The vill remained the basic rural unit after the Norman conquest—land units in the Domesday Book are frequently referred to as vills—and into the late medieval era. Whereas the manor was a unit of landholding, the vill was a territorial one—most vills did not tally physically with manor boundaries—and a public part of the royal administration. The vill had judicial and policing functions, including frankpledge, as well as responsibility for taxation, roads and bridges. It would also organise the communal pastures, the seasonal chronology of rural agriculture, and the three-field system.
With the Angevin growth of royal, as opposed to feudal government, new duties were imposed upon the vill. By the early 12th century, the reeve and four villagers were required to attend the hundred court “on behalf of all”; in the 1166 Assize of Clarendon, “four of the more lawful men of each vill” were required to present malefactors. Four men and the reeve were again called on for tax assessment in 1198; the Ordinance of 1242 on policing provided for “continuous watch...in every vill by six men or four or less according to the number of the inhabitants”.
At the same time, the vill emerged as a legal entity in its own right, taking oppressive lords of the manor to court, or suing other vills, or purchasing privileges from the Crown, as well as repairing bridges and churches as required. While retaining and even extending its hierarchical and socially stratified nature to the end, the medieval vill always remained a vibrant part of local rural life.

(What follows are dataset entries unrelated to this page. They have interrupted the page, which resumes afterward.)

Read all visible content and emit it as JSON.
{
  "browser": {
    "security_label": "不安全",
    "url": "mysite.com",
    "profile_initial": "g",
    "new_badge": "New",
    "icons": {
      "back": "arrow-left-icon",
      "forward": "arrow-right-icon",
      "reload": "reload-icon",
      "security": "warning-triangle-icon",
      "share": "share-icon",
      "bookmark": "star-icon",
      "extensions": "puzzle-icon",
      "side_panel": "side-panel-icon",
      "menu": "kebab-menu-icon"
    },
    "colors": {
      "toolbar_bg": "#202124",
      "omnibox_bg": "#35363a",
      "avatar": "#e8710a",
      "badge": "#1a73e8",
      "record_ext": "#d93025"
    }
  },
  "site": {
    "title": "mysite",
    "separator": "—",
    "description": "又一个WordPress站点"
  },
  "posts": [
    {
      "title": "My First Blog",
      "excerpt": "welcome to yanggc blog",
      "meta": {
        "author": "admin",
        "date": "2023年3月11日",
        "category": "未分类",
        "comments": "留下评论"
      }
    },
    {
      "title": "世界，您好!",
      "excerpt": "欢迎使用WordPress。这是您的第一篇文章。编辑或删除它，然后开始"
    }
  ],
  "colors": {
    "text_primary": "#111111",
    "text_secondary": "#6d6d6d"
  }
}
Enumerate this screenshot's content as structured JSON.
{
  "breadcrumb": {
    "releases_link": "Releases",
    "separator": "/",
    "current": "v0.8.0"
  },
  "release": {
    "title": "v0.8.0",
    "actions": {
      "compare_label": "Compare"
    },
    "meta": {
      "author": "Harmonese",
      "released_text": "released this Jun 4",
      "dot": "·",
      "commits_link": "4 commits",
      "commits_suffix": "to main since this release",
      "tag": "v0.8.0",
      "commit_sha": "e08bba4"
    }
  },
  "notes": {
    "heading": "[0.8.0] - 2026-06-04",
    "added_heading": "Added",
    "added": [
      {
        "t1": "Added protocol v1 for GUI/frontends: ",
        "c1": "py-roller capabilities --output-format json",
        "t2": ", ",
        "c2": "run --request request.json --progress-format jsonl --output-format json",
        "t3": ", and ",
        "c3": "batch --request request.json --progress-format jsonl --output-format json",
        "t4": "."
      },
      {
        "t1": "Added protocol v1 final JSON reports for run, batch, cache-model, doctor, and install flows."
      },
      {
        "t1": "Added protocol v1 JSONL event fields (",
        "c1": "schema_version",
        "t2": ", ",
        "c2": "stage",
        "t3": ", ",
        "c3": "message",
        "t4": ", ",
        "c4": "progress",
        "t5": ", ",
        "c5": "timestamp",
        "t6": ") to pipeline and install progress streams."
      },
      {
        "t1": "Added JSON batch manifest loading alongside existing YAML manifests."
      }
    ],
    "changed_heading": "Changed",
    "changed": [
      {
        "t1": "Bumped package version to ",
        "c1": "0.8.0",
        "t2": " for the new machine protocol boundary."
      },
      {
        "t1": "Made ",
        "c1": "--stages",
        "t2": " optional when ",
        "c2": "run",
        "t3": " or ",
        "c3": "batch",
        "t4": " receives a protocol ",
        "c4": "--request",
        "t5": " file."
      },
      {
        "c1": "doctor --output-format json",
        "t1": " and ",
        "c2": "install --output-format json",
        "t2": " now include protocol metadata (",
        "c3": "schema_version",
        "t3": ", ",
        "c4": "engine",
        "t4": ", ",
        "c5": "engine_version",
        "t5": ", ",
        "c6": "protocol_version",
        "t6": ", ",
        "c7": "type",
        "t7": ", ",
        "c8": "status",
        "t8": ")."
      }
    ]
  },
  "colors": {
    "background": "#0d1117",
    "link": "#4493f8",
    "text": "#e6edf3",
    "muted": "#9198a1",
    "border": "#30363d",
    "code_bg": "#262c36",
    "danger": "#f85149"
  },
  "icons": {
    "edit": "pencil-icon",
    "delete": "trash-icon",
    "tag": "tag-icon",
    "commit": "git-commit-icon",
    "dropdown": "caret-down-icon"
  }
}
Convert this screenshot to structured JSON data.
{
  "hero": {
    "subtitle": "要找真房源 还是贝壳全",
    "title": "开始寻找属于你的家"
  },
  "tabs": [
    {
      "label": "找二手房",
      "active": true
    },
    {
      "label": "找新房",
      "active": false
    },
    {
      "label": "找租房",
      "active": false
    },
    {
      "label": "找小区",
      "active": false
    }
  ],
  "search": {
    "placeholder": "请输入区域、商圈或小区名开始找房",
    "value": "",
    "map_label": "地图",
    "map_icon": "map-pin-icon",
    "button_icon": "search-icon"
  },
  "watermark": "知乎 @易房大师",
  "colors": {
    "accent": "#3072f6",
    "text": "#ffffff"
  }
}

Legal and other usageEdit
- Traditionally, among legal historians, a vill referred to the tract of land of a rural community, whereas "township" was referred to when the tax and legal administration of a rural community was meant.
- The word would later develop into ville and village, while an unfree inhabitant of a vill was called a villein.
- Maitland, Frederic William (1897). Domesday Book & Beyond. Cambridge University Press. p. 10.
- G. O. Sayles, The Medieval Foundations of England (London 1967) p. 188 and p. 127-8
- Chisholm, Hugh, ed. (1911). "Vill". Encyclopædia Britannica. 28 (11th ed.). Cambridge University Press. p. 67.
- G. O. Sayles, The Medieval Foundations of England (London 1967) p. 246
- G. O. Sayles, The Medieval Foundations of England (London 1967) p. 247
- Paul Vinogradoff, in The Cambridge Medieval History Vol III (Cambridge 1922) p. 483
- R. D. Davies, The Age of Conquest (1987) p. 130
- G. O. Sayles, The Medieval Foundations of England (London 1967) p. 443
- Quoted in R. Wickson, The Community of the Realm in Thirteenth Century England (London 1970) p. 92
- Quoted in R. Wickson, The Community of the Realm in Thirteenth Century England (London 1970) p. 101, and cf p. 40-1
- R. Wickson, The Community of the Realm in Thirteenth Century England (London 1970) p. 32-3
- C. Dyer, 'The English Village Community and its Decline', Journal of British Studies 33 (1994) p. 407-29
- Winchester, Angus (2000). Discovering Parish Boundaries. Shire Publications. pp. 21–29. ISBN 0-7478-0470-2.